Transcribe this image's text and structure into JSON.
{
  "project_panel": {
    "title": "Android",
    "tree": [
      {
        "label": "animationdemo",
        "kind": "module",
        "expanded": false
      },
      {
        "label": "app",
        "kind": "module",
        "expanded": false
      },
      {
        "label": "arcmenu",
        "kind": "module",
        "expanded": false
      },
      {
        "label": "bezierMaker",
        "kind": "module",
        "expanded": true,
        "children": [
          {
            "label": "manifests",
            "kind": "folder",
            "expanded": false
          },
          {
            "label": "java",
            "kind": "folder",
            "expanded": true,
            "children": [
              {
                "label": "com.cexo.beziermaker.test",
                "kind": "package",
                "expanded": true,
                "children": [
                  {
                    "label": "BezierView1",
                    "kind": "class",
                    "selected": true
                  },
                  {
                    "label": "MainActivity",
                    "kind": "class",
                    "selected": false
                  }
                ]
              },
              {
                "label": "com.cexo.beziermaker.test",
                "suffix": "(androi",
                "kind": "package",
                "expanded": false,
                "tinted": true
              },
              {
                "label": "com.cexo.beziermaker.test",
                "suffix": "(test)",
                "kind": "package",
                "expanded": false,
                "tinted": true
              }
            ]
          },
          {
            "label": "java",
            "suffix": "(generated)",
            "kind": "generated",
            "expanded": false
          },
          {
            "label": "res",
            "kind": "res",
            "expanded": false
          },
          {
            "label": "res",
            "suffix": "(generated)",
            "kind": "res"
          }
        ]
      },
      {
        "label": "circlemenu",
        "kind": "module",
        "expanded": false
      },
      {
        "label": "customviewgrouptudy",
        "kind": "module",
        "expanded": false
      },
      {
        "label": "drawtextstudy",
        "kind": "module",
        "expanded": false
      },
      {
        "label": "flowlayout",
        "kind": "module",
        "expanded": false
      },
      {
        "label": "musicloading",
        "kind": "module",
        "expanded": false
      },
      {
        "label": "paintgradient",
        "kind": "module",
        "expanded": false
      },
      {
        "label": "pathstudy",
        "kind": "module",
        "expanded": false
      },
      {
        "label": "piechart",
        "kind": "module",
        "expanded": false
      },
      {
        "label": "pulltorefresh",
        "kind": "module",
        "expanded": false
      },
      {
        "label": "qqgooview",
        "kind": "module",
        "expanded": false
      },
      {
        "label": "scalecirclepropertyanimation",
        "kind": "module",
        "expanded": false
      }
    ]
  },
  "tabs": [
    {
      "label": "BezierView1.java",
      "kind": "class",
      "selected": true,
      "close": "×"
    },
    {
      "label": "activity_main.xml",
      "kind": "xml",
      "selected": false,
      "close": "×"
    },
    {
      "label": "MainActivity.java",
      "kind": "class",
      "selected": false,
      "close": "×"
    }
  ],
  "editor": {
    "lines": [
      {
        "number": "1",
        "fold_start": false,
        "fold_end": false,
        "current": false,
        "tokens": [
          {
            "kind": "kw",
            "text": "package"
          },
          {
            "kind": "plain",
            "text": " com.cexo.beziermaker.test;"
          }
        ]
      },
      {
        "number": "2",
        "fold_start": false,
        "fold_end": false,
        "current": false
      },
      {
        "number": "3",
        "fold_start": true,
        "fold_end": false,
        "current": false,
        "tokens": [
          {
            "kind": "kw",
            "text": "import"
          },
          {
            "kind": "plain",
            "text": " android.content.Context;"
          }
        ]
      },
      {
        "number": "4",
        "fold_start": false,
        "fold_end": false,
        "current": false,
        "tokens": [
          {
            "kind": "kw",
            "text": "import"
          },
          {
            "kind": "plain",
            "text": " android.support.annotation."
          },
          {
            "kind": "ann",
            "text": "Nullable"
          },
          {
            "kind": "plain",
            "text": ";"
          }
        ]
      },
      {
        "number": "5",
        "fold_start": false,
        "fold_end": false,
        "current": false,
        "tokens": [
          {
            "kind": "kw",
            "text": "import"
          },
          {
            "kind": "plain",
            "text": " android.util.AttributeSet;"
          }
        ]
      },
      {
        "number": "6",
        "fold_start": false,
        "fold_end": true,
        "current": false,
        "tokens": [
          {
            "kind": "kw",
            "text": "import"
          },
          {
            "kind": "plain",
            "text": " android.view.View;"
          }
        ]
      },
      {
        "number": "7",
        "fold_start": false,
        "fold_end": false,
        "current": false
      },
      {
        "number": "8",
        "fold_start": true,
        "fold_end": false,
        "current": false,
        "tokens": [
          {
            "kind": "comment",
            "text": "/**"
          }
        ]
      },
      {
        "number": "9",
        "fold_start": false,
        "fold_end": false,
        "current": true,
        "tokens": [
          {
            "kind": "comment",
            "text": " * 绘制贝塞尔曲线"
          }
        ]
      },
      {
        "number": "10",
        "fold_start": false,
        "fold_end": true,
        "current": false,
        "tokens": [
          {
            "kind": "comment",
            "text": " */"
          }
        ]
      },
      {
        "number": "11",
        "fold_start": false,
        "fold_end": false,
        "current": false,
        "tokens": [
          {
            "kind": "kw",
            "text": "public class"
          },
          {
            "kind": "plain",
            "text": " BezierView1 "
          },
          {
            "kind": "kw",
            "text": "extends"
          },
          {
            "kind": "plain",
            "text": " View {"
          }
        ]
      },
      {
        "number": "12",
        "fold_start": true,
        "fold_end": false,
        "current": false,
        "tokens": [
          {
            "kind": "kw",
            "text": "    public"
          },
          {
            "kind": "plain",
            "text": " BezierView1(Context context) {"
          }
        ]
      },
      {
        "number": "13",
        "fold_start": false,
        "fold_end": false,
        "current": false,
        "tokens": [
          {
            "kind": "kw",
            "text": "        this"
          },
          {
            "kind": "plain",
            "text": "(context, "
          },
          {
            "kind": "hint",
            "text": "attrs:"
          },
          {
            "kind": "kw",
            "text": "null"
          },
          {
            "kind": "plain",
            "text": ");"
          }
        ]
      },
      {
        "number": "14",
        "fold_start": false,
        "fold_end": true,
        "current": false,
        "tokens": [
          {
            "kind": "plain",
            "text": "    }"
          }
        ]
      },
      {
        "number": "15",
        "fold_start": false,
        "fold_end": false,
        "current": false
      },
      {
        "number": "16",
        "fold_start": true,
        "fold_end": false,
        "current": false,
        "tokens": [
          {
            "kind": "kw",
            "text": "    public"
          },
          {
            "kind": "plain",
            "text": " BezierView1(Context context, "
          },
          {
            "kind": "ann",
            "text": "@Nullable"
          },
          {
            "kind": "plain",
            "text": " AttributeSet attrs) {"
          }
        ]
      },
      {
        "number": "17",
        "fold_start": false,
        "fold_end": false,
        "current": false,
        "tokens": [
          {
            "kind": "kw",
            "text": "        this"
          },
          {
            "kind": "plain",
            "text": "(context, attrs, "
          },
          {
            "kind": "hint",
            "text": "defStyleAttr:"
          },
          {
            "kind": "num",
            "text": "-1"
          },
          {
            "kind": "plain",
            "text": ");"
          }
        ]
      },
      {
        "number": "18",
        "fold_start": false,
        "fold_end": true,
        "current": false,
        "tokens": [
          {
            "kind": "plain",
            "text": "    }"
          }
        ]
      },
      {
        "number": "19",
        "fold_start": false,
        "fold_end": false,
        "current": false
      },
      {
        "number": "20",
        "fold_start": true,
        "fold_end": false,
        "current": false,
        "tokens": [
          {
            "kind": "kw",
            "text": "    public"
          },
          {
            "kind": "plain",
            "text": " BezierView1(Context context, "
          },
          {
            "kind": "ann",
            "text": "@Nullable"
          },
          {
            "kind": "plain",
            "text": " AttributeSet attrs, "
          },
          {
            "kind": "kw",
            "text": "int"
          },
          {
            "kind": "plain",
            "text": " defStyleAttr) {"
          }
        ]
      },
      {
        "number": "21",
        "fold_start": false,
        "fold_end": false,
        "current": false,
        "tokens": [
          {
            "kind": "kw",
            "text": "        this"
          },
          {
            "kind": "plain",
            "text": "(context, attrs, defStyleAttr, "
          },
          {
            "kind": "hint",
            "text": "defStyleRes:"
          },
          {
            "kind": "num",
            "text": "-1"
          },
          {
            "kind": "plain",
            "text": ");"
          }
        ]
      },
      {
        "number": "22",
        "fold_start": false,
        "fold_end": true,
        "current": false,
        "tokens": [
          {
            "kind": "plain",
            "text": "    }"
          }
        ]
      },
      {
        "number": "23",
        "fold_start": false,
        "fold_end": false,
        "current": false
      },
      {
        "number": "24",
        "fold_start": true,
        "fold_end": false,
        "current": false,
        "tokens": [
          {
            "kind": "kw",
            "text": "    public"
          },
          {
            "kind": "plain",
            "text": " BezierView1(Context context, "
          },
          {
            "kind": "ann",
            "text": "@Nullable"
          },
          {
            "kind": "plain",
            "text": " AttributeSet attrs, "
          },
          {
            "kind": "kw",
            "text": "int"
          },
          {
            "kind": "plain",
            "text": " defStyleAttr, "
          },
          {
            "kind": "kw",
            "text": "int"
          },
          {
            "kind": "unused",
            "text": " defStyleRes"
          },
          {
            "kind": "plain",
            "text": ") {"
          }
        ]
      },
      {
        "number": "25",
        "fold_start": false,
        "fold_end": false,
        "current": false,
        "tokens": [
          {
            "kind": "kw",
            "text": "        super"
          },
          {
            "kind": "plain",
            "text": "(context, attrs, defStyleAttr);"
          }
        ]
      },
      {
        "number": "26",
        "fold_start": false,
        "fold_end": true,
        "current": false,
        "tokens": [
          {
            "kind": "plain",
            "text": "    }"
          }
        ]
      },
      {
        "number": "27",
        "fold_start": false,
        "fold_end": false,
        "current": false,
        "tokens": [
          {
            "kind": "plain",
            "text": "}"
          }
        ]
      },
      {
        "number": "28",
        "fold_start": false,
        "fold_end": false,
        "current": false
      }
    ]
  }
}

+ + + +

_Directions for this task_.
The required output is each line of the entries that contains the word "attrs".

_Written response_.
            "text": "attrs:"
            "text": " AttributeSet attrs) {"
            "text": "(context, attrs, "
            "text": " AttributeSet attrs, "
            "text": "(context, attrs, defStyleAttr, "
            "text": " AttributeSet attrs, "
            "text": "(context, attrs, defStyleAttr);"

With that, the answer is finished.